By Roger LaPointe - [email protected]



Nick Rubando said that listening to voters led to his winning the primary election for the Democratic nominee for the 5th Congressional District.

Rubando received over half the votes in the three person race, beating out Gene Redinger and M. Xavier Carrigan. He got 51.5% of the vote, or 16,624 of the 32,297 total.

In Fulton County, Rubando received 51.2% of the vote, followed by Redinger 26% and Carrigan 22.8%.

“I think what people were really excited about is that we want to listen. We held town halls, before COVID-19, we continued to hold digital democracies on Facebook Live,” Rubando said. “This campaign has been all about listening to individuals and advocating for working class people.”

He said that the work done before the campaign changed with the pandemic made a big difference, but it was acting on the issues people brought up to him that helped the most.

“Whether it’s talking about health care, the environment or getting big money out of politics, the issues come up because we are listening. One of the first things we would ask individuals is what they care about.
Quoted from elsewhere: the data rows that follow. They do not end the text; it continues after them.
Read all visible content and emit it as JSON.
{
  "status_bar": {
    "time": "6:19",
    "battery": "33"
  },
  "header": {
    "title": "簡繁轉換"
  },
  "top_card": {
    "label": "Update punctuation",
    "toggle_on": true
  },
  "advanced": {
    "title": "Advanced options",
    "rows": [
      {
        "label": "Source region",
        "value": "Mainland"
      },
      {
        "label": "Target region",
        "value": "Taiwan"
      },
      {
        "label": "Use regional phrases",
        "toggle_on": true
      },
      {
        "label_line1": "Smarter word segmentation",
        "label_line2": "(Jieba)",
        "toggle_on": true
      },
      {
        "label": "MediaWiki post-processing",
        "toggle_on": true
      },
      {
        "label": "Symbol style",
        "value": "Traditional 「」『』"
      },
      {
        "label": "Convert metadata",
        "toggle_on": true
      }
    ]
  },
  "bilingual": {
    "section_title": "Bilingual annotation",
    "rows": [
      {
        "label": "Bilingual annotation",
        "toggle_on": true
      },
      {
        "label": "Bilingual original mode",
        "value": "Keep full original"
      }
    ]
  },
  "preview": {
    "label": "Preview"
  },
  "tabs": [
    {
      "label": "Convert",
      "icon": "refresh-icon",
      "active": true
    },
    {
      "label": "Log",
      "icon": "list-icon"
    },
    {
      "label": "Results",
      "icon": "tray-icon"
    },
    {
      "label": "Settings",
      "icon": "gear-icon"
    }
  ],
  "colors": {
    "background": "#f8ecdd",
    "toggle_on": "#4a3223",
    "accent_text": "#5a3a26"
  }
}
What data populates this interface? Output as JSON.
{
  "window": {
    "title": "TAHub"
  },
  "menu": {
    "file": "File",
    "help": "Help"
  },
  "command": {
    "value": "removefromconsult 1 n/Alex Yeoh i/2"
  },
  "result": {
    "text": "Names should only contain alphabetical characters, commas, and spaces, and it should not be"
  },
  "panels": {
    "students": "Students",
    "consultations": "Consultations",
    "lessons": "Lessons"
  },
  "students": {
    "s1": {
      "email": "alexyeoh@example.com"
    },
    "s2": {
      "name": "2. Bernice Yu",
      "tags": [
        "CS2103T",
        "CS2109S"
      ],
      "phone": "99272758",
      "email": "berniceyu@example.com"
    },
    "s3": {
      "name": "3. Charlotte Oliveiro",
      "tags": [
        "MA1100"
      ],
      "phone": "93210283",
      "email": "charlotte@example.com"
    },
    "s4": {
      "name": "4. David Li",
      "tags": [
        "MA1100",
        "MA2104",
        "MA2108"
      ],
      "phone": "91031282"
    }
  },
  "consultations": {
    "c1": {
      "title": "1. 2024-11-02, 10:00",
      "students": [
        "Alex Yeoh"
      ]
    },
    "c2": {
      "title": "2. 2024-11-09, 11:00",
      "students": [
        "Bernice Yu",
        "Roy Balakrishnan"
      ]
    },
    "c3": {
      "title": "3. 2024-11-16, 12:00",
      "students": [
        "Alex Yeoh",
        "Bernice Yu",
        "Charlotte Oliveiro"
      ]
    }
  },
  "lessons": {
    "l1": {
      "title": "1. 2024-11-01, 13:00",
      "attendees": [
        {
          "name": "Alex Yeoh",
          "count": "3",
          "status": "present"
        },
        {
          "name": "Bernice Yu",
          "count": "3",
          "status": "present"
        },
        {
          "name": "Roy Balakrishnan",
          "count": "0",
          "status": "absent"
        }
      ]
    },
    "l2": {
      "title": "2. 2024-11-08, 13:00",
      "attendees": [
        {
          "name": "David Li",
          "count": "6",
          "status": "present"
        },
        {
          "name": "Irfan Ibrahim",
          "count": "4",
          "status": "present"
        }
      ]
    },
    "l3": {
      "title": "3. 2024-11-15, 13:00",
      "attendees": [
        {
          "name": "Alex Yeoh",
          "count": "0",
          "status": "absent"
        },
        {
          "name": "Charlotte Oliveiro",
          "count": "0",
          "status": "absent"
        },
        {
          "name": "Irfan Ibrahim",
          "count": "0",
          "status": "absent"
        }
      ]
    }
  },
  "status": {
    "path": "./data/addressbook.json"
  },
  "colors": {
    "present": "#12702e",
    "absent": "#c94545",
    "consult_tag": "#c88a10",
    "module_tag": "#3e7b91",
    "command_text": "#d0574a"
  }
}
Help us advocate for you,” Rubando said.

As he moves into the general election, against incumbent Republican Bob Latta, Rubando sees the pandemic and changes to both issues coronavirus is bringing to light and changes in the way campaigns are being run.

“Luckily I think we had a very strong digital presence, but I think we are going to have to continue to change the way we are campaigning. The normal way that we have run elections and looked at successful elections are just not going to be applicable in the age of COVID-19,” Rubando said.

Reacting to the many changes that have taken place during the pandemic, Rubando said his campaign has already started doing what some might call constituent work for the voters in what might become his district. They have been gathering resources that can be accessed through the web and through his campaign.

All results are unofficial and do not include provisional ballots cast or absentee ballots mailed by Monday. Valid provisional ballots will be included in the official count to be held no later than 21 days after the election.


By Roger LaPointe

[email protected]